Lines containing the word "value" in the data below: say how many, with no other text.

***** Provided records *****

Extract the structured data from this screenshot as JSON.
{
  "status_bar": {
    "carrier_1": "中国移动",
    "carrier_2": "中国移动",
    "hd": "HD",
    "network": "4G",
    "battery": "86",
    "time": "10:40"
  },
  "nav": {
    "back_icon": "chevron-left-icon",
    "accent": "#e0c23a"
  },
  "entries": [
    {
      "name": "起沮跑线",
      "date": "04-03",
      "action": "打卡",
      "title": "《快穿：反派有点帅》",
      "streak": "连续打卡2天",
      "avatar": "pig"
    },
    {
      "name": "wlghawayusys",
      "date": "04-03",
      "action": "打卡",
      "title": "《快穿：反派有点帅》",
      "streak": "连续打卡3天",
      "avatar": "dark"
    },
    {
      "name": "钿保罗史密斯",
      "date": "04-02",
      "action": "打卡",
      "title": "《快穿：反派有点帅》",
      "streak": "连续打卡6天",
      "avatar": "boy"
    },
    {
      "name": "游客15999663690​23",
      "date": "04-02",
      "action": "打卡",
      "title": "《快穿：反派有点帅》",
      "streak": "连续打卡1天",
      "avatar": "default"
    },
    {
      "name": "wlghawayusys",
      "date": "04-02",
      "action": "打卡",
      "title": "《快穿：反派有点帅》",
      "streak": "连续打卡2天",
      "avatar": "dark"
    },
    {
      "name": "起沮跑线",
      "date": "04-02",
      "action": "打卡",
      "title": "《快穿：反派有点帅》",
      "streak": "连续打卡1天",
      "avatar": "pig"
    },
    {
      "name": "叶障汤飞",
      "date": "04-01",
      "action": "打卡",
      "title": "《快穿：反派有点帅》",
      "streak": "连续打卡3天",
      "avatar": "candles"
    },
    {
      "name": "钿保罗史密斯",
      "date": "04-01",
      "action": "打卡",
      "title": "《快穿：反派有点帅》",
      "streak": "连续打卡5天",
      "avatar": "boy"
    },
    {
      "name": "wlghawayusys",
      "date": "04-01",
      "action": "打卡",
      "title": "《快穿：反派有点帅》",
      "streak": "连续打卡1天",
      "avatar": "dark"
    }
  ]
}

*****
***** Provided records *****

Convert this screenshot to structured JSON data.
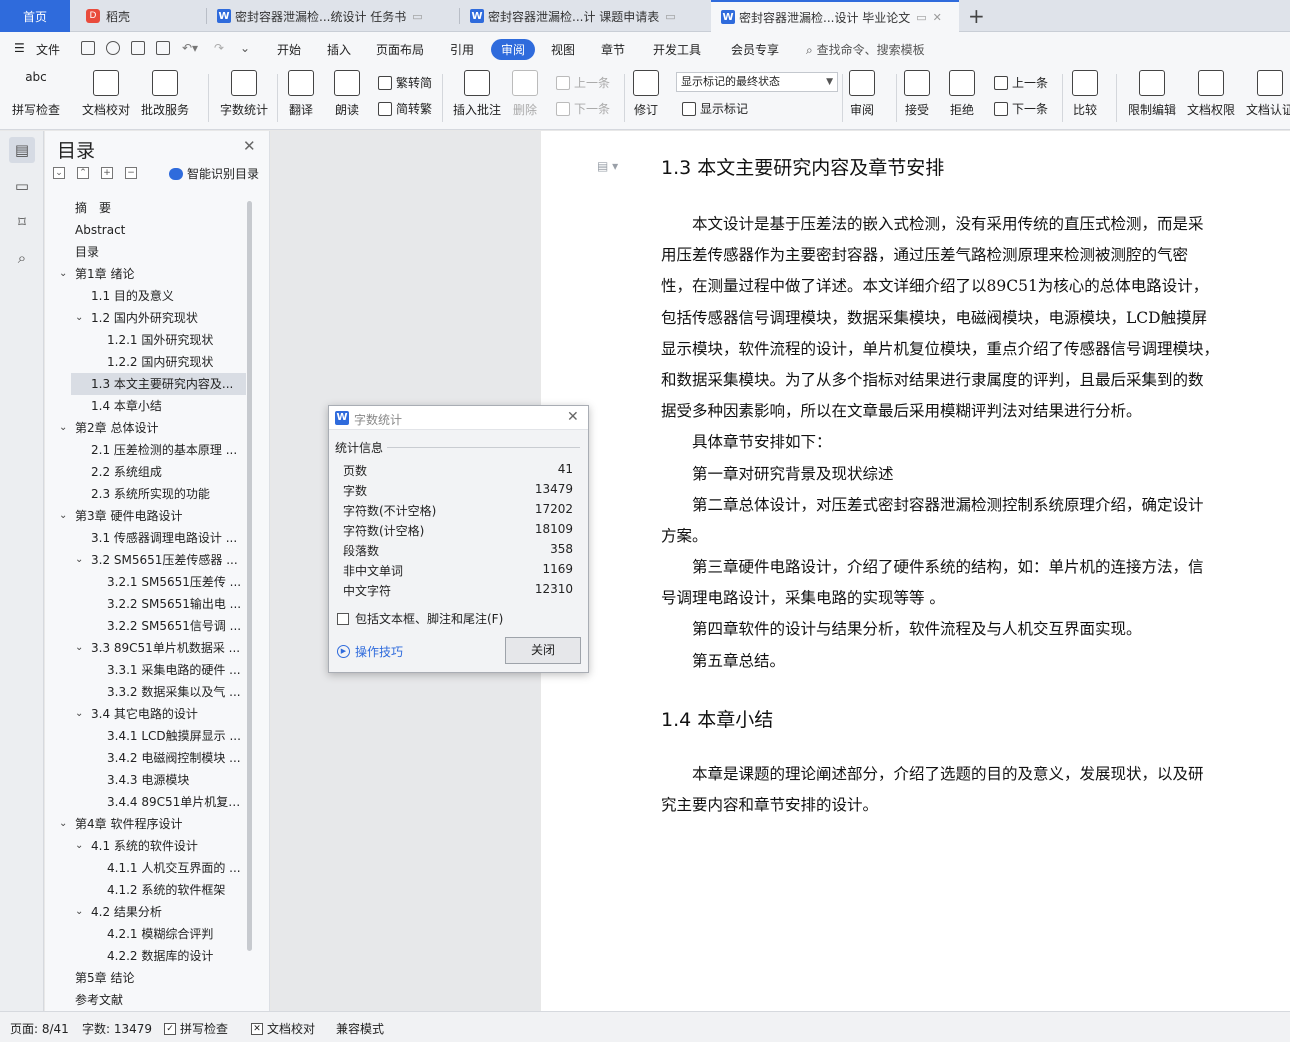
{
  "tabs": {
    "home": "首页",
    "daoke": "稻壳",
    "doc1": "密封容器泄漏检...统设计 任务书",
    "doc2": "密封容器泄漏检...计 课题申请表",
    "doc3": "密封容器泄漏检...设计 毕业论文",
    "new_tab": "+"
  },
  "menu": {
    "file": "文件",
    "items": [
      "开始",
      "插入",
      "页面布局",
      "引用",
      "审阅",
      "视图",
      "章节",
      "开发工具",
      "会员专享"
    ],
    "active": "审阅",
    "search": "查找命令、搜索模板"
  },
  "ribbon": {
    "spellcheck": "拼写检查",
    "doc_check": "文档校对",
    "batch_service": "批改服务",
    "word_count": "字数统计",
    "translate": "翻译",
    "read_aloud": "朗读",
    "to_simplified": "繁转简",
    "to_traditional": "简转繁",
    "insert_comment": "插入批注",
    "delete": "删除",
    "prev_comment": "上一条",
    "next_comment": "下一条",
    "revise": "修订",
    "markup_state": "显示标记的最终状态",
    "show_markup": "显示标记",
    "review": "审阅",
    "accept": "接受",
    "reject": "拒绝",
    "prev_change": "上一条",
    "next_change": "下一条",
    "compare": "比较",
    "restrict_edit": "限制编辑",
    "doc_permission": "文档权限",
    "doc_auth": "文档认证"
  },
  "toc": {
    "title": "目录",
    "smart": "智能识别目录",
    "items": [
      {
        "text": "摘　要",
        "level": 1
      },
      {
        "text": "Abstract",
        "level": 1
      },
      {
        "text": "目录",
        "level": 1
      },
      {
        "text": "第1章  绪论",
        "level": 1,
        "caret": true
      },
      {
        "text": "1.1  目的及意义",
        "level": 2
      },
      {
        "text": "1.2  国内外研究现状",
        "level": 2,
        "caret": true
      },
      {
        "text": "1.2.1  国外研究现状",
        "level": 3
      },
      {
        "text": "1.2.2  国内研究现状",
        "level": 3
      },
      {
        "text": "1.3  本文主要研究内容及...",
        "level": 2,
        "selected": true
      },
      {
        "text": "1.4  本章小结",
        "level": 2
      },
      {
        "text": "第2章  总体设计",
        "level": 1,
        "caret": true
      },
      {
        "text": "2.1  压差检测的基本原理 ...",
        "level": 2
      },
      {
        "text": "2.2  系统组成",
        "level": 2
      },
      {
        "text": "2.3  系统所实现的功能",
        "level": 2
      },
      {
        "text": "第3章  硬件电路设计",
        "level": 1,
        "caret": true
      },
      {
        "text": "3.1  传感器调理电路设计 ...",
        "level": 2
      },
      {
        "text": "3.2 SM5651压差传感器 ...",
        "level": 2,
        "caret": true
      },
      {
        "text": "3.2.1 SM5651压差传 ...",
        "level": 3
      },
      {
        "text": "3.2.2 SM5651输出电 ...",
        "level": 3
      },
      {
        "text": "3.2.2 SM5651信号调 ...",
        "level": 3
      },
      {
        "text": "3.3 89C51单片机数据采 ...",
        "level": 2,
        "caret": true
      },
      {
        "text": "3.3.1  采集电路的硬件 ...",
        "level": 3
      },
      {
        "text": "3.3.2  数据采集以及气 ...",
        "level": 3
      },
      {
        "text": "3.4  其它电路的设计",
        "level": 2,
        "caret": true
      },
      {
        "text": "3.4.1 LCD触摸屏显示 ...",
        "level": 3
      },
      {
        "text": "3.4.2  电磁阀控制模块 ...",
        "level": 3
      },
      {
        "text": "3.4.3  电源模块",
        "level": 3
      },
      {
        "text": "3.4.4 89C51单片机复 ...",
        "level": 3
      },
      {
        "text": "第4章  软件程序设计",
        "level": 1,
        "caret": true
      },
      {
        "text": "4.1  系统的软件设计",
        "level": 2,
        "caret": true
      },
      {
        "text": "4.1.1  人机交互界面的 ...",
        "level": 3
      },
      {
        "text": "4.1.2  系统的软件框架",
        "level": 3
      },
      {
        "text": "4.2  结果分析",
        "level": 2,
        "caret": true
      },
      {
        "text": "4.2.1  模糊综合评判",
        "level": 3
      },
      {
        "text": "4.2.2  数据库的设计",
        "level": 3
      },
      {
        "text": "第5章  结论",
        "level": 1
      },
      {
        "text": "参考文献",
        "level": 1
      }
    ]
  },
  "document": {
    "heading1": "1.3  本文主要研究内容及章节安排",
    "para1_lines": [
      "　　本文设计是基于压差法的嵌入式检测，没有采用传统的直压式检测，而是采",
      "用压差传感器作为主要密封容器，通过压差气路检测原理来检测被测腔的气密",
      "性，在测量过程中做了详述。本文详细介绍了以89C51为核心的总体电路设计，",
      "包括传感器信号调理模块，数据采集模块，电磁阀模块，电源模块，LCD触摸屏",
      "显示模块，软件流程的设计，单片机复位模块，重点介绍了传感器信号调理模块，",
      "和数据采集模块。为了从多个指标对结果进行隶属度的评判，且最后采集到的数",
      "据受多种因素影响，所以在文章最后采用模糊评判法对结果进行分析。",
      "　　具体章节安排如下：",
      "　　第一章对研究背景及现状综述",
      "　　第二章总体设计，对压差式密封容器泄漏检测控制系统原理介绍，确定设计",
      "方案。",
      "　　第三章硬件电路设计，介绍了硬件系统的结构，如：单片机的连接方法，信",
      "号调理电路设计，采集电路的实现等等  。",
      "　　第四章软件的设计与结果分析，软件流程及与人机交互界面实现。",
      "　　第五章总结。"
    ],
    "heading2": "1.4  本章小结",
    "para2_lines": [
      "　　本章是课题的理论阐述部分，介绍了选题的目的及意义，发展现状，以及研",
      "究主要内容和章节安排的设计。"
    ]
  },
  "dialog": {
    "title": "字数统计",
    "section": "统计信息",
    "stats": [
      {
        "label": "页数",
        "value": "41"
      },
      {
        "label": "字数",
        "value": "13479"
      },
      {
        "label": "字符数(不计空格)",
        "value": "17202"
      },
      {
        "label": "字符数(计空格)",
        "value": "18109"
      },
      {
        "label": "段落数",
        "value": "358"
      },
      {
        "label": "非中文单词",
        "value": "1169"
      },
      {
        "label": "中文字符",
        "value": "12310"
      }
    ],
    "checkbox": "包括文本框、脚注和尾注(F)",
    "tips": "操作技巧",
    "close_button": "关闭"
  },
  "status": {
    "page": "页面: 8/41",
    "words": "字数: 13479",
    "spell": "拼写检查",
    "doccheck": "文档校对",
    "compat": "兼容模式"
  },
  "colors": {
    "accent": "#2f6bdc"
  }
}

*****

§ Solution below:
7